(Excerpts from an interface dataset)
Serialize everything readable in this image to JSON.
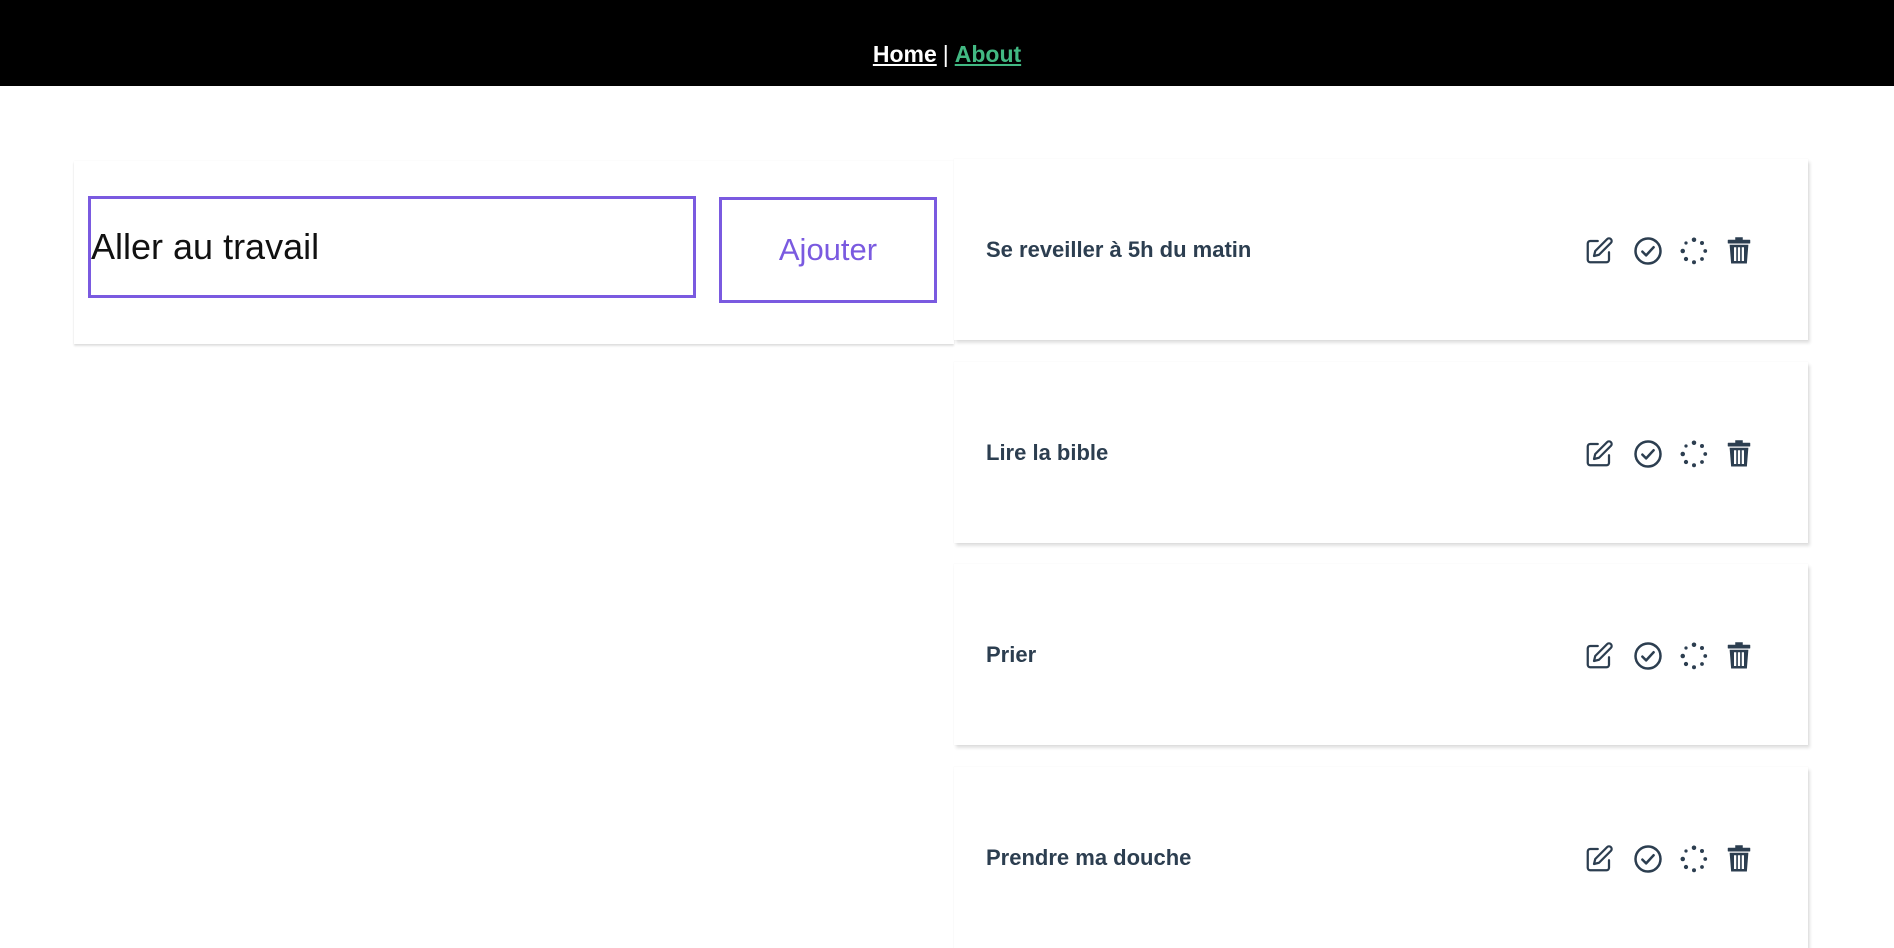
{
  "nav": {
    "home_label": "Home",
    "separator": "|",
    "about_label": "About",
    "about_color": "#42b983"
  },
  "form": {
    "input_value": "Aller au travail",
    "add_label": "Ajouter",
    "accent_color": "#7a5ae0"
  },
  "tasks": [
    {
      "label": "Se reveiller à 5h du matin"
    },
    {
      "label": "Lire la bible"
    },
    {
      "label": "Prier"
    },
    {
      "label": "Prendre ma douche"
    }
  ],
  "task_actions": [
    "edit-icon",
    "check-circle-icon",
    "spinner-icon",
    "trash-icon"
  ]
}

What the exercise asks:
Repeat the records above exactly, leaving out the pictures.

Solution to this problem:
Serialize everything readable in this image to JSON.
{
  "nav": {
    "home_label": "Home",
    "separator": "|",
    "about_label": "About",
    "about_color": "#42b983"
  },
  "form": {
    "input_value": "Aller au travail",
    "add_label": "Ajouter",
    "accent_color": "#7a5ae0"
  },
  "tasks": [
    {
      "label": "Se reveiller à 5h du matin"
    },
    {
      "label": "Lire la bible"
    },
    {
      "label": "Prier"
    },
    {
      "label": "Prendre ma douche"
    }
  ],
  "task_actions": [
    "edit-icon",
    "check-circle-icon",
    "spinner-icon",
    "trash-icon"
  ]
}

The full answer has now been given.